Plants have been used for the major source of treatment of diabetes mellitus from ancient time in the Indian medicine and in the world.
In a 2011 study published in the Journal of Pharmacy Research, the scientists stated that fasting blood glucose level was significantly reduced by the three days of treatment with ethanol trunk extract of plantain in a fashion that is comparable to the standard metformin.
In another development, researchers said the methanolic extract of green fruits of plantain has the potential of lowering the blood sugar level. The 2003 study was carried out by Ojewole J.A and Adewunmi C.O at the Department of Pharmacology, Faculty of Health Sciences, University of Durban-Westville, Durban, South Africa and published in the journal, Methods Finding Experimental Clinical Pharmacology.

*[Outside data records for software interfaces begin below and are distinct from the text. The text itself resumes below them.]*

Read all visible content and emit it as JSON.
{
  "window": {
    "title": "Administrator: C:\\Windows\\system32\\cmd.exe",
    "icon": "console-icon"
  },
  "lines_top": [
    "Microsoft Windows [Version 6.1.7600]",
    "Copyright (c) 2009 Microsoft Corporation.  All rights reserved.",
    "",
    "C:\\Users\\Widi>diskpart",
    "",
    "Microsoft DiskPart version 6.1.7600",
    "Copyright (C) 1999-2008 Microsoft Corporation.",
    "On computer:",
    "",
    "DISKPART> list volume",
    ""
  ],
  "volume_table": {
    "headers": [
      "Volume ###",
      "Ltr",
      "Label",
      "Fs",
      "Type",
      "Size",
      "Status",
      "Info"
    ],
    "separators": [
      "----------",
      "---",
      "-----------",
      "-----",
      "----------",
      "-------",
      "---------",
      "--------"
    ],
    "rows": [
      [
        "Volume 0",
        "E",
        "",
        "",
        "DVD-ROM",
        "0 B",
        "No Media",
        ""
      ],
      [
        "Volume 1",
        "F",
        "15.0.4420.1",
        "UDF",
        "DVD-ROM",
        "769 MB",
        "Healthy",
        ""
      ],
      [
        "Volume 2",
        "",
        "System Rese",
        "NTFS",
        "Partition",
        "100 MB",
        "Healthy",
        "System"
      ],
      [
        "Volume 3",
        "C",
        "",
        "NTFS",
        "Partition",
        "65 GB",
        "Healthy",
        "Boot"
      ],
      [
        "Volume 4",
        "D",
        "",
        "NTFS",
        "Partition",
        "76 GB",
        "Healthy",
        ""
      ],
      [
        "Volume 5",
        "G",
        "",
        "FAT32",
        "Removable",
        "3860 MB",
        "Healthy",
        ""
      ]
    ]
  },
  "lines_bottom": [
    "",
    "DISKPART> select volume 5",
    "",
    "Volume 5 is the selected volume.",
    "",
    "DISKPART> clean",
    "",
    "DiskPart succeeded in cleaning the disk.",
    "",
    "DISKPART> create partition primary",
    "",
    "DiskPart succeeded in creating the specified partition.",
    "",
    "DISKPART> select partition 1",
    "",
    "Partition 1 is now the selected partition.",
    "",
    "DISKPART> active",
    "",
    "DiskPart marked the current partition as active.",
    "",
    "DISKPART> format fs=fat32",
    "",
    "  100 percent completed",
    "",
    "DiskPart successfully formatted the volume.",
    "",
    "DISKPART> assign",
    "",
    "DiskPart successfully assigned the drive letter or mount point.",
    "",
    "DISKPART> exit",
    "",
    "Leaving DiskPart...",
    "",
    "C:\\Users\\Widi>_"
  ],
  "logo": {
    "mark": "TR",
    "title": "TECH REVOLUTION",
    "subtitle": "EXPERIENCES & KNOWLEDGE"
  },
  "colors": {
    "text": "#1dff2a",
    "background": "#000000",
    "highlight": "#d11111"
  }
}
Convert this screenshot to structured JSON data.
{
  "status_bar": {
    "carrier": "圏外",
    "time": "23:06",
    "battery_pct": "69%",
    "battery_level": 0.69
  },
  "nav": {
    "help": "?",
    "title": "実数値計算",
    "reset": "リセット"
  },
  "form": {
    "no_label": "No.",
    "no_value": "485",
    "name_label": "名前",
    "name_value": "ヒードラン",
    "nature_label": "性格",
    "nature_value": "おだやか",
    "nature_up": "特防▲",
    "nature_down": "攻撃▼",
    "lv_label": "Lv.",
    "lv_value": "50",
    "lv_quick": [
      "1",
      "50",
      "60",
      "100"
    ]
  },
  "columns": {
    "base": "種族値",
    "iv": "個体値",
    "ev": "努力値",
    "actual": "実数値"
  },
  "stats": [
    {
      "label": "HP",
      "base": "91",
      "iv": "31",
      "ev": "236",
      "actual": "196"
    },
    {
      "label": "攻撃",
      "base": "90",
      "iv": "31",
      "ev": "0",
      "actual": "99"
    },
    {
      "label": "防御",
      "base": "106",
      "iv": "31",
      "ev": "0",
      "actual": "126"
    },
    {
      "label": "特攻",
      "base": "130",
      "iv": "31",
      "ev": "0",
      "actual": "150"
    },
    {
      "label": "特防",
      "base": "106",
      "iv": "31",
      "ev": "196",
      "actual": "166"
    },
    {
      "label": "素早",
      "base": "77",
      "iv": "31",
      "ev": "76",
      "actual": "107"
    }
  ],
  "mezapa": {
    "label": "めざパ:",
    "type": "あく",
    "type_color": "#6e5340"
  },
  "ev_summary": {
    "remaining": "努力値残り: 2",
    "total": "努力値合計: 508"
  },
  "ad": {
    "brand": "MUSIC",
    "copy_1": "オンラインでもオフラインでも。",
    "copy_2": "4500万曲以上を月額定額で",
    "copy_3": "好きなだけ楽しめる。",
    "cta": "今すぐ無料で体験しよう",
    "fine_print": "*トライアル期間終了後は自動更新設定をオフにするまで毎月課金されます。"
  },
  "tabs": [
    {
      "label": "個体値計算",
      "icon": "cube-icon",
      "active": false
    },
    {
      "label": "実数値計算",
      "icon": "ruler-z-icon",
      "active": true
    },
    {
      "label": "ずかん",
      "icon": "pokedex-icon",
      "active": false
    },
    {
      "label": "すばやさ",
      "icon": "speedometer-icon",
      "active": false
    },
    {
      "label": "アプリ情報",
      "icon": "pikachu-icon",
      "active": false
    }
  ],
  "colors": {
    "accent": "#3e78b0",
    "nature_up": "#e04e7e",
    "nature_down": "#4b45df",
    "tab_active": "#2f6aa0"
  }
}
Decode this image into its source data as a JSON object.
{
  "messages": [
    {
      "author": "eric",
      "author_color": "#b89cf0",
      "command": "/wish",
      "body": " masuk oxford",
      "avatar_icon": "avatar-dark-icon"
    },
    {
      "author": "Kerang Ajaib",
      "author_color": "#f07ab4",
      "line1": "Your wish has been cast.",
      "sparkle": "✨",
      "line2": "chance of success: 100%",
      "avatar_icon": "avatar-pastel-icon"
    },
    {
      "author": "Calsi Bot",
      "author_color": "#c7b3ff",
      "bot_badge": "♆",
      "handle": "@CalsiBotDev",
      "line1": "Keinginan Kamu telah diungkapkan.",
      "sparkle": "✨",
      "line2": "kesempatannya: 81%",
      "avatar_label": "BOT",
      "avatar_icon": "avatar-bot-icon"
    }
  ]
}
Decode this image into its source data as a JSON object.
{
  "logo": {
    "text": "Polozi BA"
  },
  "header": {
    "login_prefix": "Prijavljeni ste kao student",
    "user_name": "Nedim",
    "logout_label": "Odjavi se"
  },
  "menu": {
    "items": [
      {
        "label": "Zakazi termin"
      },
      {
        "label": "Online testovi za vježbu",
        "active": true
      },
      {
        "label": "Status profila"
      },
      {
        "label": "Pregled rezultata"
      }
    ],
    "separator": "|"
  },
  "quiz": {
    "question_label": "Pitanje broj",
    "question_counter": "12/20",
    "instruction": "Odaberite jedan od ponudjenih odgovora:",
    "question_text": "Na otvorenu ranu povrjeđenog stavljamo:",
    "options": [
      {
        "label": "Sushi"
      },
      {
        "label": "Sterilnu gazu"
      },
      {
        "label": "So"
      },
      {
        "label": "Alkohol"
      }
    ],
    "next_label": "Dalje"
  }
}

The researcher, while lending credence to the suggested folkloric use of the plant in the management and/or control of adult-onset, type-2 diabetic mellitus among the Yoruba-speaking people of South-Western, suggested that the blood-sugar-lowering effect of the methanolic extract of the unripe plantain might be due to the extract at least in part stimulating insulin production and subsequent glucose utilization.
In Ghana, the stem juice of Musa paradisiaca is used in traditional medical practice to arrest bleeding from a wound. Results of experiments conducted to scientifically investigate the possible haemostatic effect of Musa paradisiaca stem juice in guinea pigs using bleeding and clotting times in the journal, Advances in Biological Research, observed that blood clotting and bleeding times were both significantly reduced when the stem juice was applied.
In Ayurveda, a traditional system of medicine Musa paradisiaca is used as an antidote for asthma, burns, excessive menstrual flow, diabetes, worm expeller, hypertension, insomnia and snake bite. Its leaves can be used in the treatment of a cough and bronchitis. Roots are used as worm expeller. Fruits can increase the renal activities, reduce the risk of kidney cancer.
It is also used in diarrhoea, stomach aches, lack of appetite, maintaining bones healthy, gastric ulcer, strengthening the immune system, reducing the risk of hypertension, mental shock and to improve the muscular activity.
In a review of Pharmacognostic studies and Pharmacological actions of Musa Paradisiaca in the 2011 International Journal of Innovative Pharmaceutical Research, orally administered banana pulp powder was shown to protect against ulcer in rats. The study suggests that banana powder treatment not only strengthens the lining of the intestine against ulcers, but also promotes healing.